He was referring to what may possibly be the weirdest thing I’ve ever seen — and believe me, I’ve seen some weird, weird things — ArKay, the alcohol-free Scotch.
Trust me, it makes as little sense to me as it does to you — possibly less. What’s next, alcohol-free Nairobi moonshine, made out of simulated nuclear waste, radiator fluid that won’t hurt you, dead rats that are really just props and ladies’ panties that have never been worn?
Don’t get me wrong, Scottish Spirits Ltd. has a perfectly good business rationale for this insanity:
Scottish Spirits LTD has developed ArKay, the world’s first alcohol free whisky. ArKay is specifically targeted for Muslim consumers worldwide since it is Halal approved…ArKay non alcohol whisky tastes and looks exactly like traditional Scotch Whisky. It is suitable for drinking straight up or with soda, tea or other mixers. ArKay is the result of 10 years of research and development.

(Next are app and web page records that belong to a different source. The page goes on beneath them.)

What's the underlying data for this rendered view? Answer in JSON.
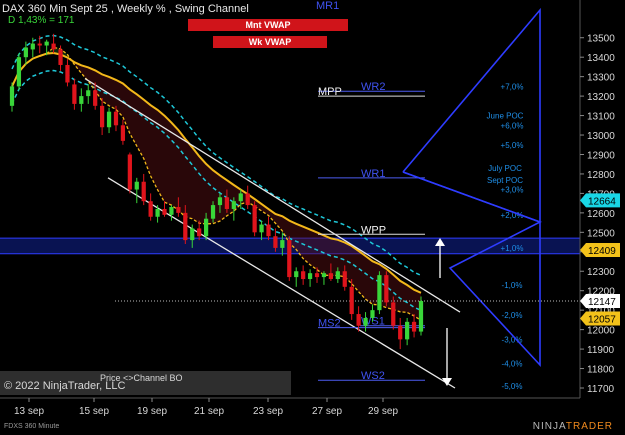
{
  "header": {
    "title": "DAX 360 Min Sept 25 , Weekly % , Swing Channel",
    "subtitle": "D 1,43% = 171"
  },
  "buttons": {
    "monthly_vwap": "Mnt VWAP",
    "weekly_vwap": "Wk VWAP"
  },
  "footer": {
    "instrument_label": "FDXS 360 Minute",
    "copyright": "© 2022 NinjaTrader, LLC",
    "logo_prefix": "NINJA",
    "logo_suffix": "TRADER",
    "panel_note": "Price <>Channel BO"
  },
  "colors": {
    "up": "#39d639",
    "down": "#e0141c",
    "ma_fast": "#f3b81a",
    "ma_slow": "#f3b81a",
    "bands": "#1ec8d8",
    "channel": "#e8e8e8",
    "pivot_blue": "#2e3cff",
    "label_blue": "#1f8fe8"
  },
  "chart_data": {
    "type": "candlestick",
    "title": "DAX 360 Min Sept 25 , Weekly % , Swing Channel",
    "x_tick_labels": [
      "13 sep",
      "15 sep",
      "19 sep",
      "21 sep",
      "23 sep",
      "27 sep",
      "29 sep"
    ],
    "y_axis": {
      "min": 11700,
      "max": 13550,
      "ticks": [
        11700,
        11800,
        11900,
        12000,
        12100,
        12200,
        12300,
        12400,
        12500,
        12600,
        12700,
        12800,
        12900,
        13000,
        13100,
        13200,
        13300,
        13400,
        13500
      ]
    },
    "price_markers": [
      {
        "value": 12664,
        "label": "12664",
        "style": "cyan"
      },
      {
        "value": 12409,
        "label": "12409",
        "style": "yellow"
      },
      {
        "value": 12147,
        "label": "12147",
        "style": "white"
      },
      {
        "value": 12057,
        "label": "12057",
        "style": "yellow"
      }
    ],
    "levels": [
      {
        "name": "MR1",
        "value": 13560
      },
      {
        "name": "WR2",
        "value": 13225
      },
      {
        "name": "MPP",
        "value": 13200
      },
      {
        "name": "WR1",
        "value": 12780
      },
      {
        "name": "WPP",
        "value": 12490
      },
      {
        "name": "WS1",
        "value": 12020
      },
      {
        "name": "MS2",
        "value": 12010
      },
      {
        "name": "WS2",
        "value": 11740
      }
    ],
    "percent_levels": [
      {
        "label": "+7,0%",
        "value": 13250
      },
      {
        "label": "+6,0%",
        "value": 13050
      },
      {
        "label": "+5,0%",
        "value": 12950
      },
      {
        "label": "+3,0%",
        "value": 12720
      },
      {
        "label": "+2,0%",
        "value": 12590
      },
      {
        "label": "+1,0%",
        "value": 12420
      },
      {
        "label": "-1,0%",
        "value": 12230
      },
      {
        "label": "-2,0%",
        "value": 12075
      },
      {
        "label": "-3,0%",
        "value": 11950
      },
      {
        "label": "-4,0%",
        "value": 11825
      },
      {
        "label": "-5,0%",
        "value": 11710
      }
    ],
    "poc_labels": [
      {
        "label": "June POC",
        "value": 13100
      },
      {
        "label": "July POC",
        "value": 12830
      },
      {
        "label": "Sept POC",
        "value": 12770
      }
    ],
    "candles": [
      {
        "o": 13150,
        "h": 13270,
        "l": 13120,
        "c": 13250
      },
      {
        "o": 13250,
        "h": 13420,
        "l": 13230,
        "c": 13400
      },
      {
        "o": 13400,
        "h": 13480,
        "l": 13360,
        "c": 13450
      },
      {
        "o": 13440,
        "h": 13500,
        "l": 13400,
        "c": 13470
      },
      {
        "o": 13470,
        "h": 13510,
        "l": 13420,
        "c": 13460
      },
      {
        "o": 13460,
        "h": 13490,
        "l": 13410,
        "c": 13480
      },
      {
        "o": 13470,
        "h": 13520,
        "l": 13420,
        "c": 13440
      },
      {
        "o": 13440,
        "h": 13460,
        "l": 13330,
        "c": 13360
      },
      {
        "o": 13360,
        "h": 13390,
        "l": 13250,
        "c": 13270
      },
      {
        "o": 13260,
        "h": 13290,
        "l": 13130,
        "c": 13160
      },
      {
        "o": 13160,
        "h": 13240,
        "l": 13120,
        "c": 13200
      },
      {
        "o": 13200,
        "h": 13260,
        "l": 13160,
        "c": 13230
      },
      {
        "o": 13230,
        "h": 13270,
        "l": 13130,
        "c": 13150
      },
      {
        "o": 13150,
        "h": 13190,
        "l": 13000,
        "c": 13040
      },
      {
        "o": 13040,
        "h": 13140,
        "l": 13010,
        "c": 13120
      },
      {
        "o": 13120,
        "h": 13150,
        "l": 13020,
        "c": 13050
      },
      {
        "o": 13050,
        "h": 13080,
        "l": 12950,
        "c": 12970
      },
      {
        "o": 12900,
        "h": 12910,
        "l": 12700,
        "c": 12720
      },
      {
        "o": 12720,
        "h": 12780,
        "l": 12650,
        "c": 12760
      },
      {
        "o": 12760,
        "h": 12800,
        "l": 12640,
        "c": 12660
      },
      {
        "o": 12660,
        "h": 12700,
        "l": 12560,
        "c": 12580
      },
      {
        "o": 12580,
        "h": 12640,
        "l": 12550,
        "c": 12620
      },
      {
        "o": 12620,
        "h": 12660,
        "l": 12580,
        "c": 12590
      },
      {
        "o": 12590,
        "h": 12640,
        "l": 12560,
        "c": 12630
      },
      {
        "o": 12630,
        "h": 12680,
        "l": 12580,
        "c": 12600
      },
      {
        "o": 12600,
        "h": 12640,
        "l": 12440,
        "c": 12460
      },
      {
        "o": 12460,
        "h": 12540,
        "l": 12420,
        "c": 12520
      },
      {
        "o": 12520,
        "h": 12560,
        "l": 12460,
        "c": 12480
      },
      {
        "o": 12480,
        "h": 12600,
        "l": 12460,
        "c": 12570
      },
      {
        "o": 12570,
        "h": 12660,
        "l": 12550,
        "c": 12640
      },
      {
        "o": 12640,
        "h": 12700,
        "l": 12600,
        "c": 12680
      },
      {
        "o": 12680,
        "h": 12720,
        "l": 12600,
        "c": 12620
      },
      {
        "o": 12620,
        "h": 12680,
        "l": 12560,
        "c": 12660
      },
      {
        "o": 12660,
        "h": 12720,
        "l": 12620,
        "c": 12700
      },
      {
        "o": 12700,
        "h": 12740,
        "l": 12620,
        "c": 12640
      },
      {
        "o": 12640,
        "h": 12660,
        "l": 12480,
        "c": 12500
      },
      {
        "o": 12500,
        "h": 12560,
        "l": 12460,
        "c": 12540
      },
      {
        "o": 12540,
        "h": 12580,
        "l": 12460,
        "c": 12480
      },
      {
        "o": 12480,
        "h": 12520,
        "l": 12400,
        "c": 12420
      },
      {
        "o": 12420,
        "h": 12500,
        "l": 12380,
        "c": 12460
      },
      {
        "o": 12460,
        "h": 12480,
        "l": 12250,
        "c": 12270
      },
      {
        "o": 12270,
        "h": 12320,
        "l": 12220,
        "c": 12300
      },
      {
        "o": 12300,
        "h": 12330,
        "l": 12230,
        "c": 12260
      },
      {
        "o": 12260,
        "h": 12310,
        "l": 12220,
        "c": 12290
      },
      {
        "o": 12290,
        "h": 12320,
        "l": 12240,
        "c": 12270
      },
      {
        "o": 12270,
        "h": 12300,
        "l": 12230,
        "c": 12290
      },
      {
        "o": 12290,
        "h": 12340,
        "l": 12250,
        "c": 12260
      },
      {
        "o": 12260,
        "h": 12320,
        "l": 12240,
        "c": 12300
      },
      {
        "o": 12300,
        "h": 12330,
        "l": 12200,
        "c": 12220
      },
      {
        "o": 12220,
        "h": 12260,
        "l": 12050,
        "c": 12080
      },
      {
        "o": 12080,
        "h": 12120,
        "l": 11990,
        "c": 12020
      },
      {
        "o": 12020,
        "h": 12090,
        "l": 11990,
        "c": 12060
      },
      {
        "o": 12060,
        "h": 12130,
        "l": 12040,
        "c": 12100
      },
      {
        "o": 12100,
        "h": 12300,
        "l": 12080,
        "c": 12280
      },
      {
        "o": 12280,
        "h": 12300,
        "l": 12120,
        "c": 12140
      },
      {
        "o": 12140,
        "h": 12170,
        "l": 12000,
        "c": 12020
      },
      {
        "o": 12020,
        "h": 12060,
        "l": 11900,
        "c": 11950
      },
      {
        "o": 11950,
        "h": 12060,
        "l": 11920,
        "c": 12040
      },
      {
        "o": 12040,
        "h": 12080,
        "l": 11960,
        "c": 11990
      },
      {
        "o": 11990,
        "h": 12170,
        "l": 11970,
        "c": 12147
      }
    ]
  }
}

“Suitable for drinking straight up or with soda, tea or other mixers.” Tea!?!?!? Tea!!!???!!!!
The manufacturer can’t even call it Scotch, mind you, because distillers in Scotland control the use of that term. And they carry swords the size of helicopter blades. But they still call it “whiskey”…why? In any event, it turns out that (as far as I can tell) it’s not distilled in Scotland, although…wait a second, “distilled”??? How do you distill something that’s alcohol-free?
This thing hurts my brain.
As a science nerd, of course, I want to know what the hell this crap is made out of — other than the souls of the innocent. In that, the website is of no help:
Specifications: Made from natural identical ingredients in accordance with EEC regulations and from artificial flavors and natural malt extract in accordance with the US Food and Drug Administration (FDA).
Custom Labels: The text on the labels will be printed according to the health and import regulations of the distributor’s home country.
The good news is that it’s still at the distribution stage, and as far as I can tell doesn’t appear to be on the shelves anywhere. The minimum order is 1,200 cases, so if you want some of this stuff you’d better be thirsty for abomination.
Apparently having not yet secured their places in Hell, the same producer sells whisky in a can, which “will be available soon” — check it:
Scottish Spirits’ Whisky in a can is not produced in Scotland, therefore it is not Scotch Whisky , it is whisky and will be only marketted as such [sic.]
It turns out that the company is “Registered in Panama,” by which I assume they mean incorporated — though they claim to have a “distribution center” in Glasgow. Their domain is also registered in Panama.